• [EXERCISE PROMPT] Every line with "digest" in it should be copied from the data.

[[ RECORDS FOR THE EXERCISE open ]]

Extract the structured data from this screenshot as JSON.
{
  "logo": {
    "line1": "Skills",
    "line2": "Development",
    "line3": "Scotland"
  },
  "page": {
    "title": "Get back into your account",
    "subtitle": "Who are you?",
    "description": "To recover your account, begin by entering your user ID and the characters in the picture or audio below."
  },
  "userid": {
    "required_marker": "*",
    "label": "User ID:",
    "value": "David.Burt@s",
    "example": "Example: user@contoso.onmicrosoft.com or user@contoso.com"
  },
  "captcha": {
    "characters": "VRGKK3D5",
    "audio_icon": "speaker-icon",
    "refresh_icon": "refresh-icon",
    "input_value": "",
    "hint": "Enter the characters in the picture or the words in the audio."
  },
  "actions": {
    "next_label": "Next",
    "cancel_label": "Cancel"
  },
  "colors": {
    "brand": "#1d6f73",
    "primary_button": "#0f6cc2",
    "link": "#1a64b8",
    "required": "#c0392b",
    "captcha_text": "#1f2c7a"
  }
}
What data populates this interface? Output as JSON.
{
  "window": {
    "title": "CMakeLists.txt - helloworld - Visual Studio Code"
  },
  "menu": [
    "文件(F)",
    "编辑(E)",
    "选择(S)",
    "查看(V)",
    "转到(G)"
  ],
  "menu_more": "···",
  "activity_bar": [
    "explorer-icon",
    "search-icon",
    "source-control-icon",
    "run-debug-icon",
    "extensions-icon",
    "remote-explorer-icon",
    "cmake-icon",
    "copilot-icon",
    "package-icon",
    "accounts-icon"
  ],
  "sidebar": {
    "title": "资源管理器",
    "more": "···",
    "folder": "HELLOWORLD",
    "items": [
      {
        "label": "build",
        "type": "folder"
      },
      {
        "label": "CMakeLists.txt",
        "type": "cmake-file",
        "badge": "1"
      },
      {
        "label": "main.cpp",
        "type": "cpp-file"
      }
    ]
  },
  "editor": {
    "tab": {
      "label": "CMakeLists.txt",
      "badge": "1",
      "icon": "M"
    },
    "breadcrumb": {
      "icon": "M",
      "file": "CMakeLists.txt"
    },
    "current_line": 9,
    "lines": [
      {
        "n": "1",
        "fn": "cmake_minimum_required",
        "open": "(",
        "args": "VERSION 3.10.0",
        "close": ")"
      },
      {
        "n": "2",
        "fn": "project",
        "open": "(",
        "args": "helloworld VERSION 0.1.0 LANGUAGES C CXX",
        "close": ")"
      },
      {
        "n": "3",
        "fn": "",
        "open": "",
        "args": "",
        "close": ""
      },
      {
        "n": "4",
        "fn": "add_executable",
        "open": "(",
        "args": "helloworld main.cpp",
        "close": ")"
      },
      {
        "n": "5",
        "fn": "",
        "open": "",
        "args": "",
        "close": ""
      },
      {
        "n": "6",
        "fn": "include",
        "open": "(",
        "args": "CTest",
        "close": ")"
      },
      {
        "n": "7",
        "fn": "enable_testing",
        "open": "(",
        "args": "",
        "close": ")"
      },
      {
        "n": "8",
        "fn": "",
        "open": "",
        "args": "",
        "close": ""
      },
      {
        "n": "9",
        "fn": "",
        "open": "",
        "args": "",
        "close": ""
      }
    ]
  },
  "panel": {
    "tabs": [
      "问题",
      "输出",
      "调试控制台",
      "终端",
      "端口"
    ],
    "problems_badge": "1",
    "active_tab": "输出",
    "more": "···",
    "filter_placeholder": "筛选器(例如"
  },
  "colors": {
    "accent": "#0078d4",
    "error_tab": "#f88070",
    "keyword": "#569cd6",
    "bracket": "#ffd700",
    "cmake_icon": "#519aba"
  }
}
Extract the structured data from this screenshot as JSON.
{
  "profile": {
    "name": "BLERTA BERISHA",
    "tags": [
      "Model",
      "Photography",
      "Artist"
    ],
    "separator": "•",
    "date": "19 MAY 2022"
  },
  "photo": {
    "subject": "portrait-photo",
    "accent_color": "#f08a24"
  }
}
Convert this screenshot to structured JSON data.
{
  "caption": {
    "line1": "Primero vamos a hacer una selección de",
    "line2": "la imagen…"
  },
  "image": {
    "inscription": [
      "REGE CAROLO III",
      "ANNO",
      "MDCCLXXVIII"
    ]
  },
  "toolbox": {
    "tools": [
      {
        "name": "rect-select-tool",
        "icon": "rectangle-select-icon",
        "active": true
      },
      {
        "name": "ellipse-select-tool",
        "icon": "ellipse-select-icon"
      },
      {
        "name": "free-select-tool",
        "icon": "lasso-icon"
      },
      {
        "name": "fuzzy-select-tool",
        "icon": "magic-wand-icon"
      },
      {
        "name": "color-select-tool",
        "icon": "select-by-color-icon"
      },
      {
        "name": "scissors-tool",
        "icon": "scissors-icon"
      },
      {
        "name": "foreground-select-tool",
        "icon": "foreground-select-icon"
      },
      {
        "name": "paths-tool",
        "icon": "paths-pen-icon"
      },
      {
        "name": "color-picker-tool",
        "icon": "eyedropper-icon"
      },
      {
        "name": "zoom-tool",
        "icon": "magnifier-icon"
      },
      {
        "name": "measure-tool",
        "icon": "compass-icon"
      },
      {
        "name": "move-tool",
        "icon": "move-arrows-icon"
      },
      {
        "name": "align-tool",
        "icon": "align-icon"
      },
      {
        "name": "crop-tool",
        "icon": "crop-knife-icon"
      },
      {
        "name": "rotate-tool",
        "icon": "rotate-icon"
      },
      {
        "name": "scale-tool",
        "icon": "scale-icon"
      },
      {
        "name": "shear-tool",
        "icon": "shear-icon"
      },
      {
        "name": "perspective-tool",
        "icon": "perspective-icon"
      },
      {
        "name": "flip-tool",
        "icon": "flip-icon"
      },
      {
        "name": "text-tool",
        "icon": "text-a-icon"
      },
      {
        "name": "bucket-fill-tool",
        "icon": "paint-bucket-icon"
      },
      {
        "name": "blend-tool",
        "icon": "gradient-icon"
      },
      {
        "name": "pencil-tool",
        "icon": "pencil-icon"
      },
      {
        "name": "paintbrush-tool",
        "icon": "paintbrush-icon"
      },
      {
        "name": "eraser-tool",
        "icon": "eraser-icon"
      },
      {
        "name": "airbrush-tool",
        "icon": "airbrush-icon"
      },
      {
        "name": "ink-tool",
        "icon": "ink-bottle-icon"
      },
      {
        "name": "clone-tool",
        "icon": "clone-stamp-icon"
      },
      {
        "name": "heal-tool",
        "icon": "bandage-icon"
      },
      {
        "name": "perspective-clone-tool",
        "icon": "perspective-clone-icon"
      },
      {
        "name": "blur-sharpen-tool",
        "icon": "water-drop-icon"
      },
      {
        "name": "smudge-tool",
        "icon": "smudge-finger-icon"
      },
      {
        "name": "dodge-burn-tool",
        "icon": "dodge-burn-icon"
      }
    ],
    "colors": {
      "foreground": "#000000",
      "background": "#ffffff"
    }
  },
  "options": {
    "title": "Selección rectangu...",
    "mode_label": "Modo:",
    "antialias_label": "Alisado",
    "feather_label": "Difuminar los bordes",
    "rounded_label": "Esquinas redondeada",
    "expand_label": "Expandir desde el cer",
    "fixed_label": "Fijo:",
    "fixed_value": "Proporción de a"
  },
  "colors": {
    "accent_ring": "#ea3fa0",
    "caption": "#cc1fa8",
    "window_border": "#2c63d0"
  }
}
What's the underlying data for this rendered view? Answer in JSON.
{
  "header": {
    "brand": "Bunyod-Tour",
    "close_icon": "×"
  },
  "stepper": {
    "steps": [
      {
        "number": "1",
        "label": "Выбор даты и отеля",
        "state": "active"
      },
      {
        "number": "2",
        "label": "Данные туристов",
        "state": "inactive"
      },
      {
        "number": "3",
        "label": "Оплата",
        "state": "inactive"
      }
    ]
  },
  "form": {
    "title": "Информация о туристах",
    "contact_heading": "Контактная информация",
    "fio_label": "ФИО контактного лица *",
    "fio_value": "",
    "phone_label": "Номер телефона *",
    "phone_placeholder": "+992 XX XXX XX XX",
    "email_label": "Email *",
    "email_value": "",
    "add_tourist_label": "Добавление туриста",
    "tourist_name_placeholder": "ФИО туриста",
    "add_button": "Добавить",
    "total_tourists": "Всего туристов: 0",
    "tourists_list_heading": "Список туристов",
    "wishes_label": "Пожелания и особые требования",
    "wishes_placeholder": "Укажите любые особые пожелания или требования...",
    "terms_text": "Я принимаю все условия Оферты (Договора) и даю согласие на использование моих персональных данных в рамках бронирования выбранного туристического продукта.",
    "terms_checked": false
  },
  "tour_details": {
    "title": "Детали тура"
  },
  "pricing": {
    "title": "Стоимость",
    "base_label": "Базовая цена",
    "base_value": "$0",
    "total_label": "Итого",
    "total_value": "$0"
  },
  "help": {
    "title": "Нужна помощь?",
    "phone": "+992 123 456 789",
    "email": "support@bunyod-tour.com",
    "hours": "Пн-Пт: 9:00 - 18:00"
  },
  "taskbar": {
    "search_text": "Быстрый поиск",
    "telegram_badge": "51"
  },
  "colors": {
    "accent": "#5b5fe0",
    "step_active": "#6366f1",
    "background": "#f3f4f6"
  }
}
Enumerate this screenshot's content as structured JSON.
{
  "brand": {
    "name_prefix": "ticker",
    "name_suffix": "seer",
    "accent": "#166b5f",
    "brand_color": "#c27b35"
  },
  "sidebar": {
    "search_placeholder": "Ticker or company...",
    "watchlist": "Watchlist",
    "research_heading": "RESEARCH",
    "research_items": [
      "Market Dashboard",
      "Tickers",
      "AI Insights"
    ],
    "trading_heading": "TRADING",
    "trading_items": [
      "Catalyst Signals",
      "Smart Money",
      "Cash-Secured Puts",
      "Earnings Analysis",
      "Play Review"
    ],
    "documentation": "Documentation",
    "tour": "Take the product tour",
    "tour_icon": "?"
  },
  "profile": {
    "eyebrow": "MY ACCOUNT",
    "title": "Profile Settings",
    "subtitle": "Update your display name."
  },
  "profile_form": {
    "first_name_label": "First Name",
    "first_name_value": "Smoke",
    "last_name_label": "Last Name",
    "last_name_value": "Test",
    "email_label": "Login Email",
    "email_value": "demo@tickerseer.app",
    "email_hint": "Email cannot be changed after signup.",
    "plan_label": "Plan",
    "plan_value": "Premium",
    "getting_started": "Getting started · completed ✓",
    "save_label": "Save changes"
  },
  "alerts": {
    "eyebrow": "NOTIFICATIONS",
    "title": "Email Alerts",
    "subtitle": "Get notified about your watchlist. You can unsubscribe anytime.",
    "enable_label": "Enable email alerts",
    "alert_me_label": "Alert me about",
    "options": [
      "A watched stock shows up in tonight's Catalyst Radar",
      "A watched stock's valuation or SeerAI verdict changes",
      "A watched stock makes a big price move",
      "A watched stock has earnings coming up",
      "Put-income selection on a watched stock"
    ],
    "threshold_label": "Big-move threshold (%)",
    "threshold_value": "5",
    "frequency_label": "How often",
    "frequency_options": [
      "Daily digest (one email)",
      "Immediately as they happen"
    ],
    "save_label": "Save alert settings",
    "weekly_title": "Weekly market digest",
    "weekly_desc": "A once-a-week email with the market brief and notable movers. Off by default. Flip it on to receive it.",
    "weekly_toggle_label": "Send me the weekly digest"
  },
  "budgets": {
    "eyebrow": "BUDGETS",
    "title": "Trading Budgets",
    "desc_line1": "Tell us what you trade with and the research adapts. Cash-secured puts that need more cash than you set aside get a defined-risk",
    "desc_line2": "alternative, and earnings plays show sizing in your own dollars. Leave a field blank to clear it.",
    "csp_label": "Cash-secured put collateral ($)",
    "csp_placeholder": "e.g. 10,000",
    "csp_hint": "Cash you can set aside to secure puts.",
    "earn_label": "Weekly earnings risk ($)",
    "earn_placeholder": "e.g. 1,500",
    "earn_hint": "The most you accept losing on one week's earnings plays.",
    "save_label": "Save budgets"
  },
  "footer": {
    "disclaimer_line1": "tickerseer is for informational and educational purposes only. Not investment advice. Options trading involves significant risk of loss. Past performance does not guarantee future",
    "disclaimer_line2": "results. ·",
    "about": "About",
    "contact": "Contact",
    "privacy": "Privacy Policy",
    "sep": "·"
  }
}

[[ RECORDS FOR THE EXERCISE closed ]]

• [EXERCISE SOLUTION]
      "Daily digest (one email)",
    "weekly_title": "Weekly market digest",
    "weekly_toggle_label": "Send me the weekly digest"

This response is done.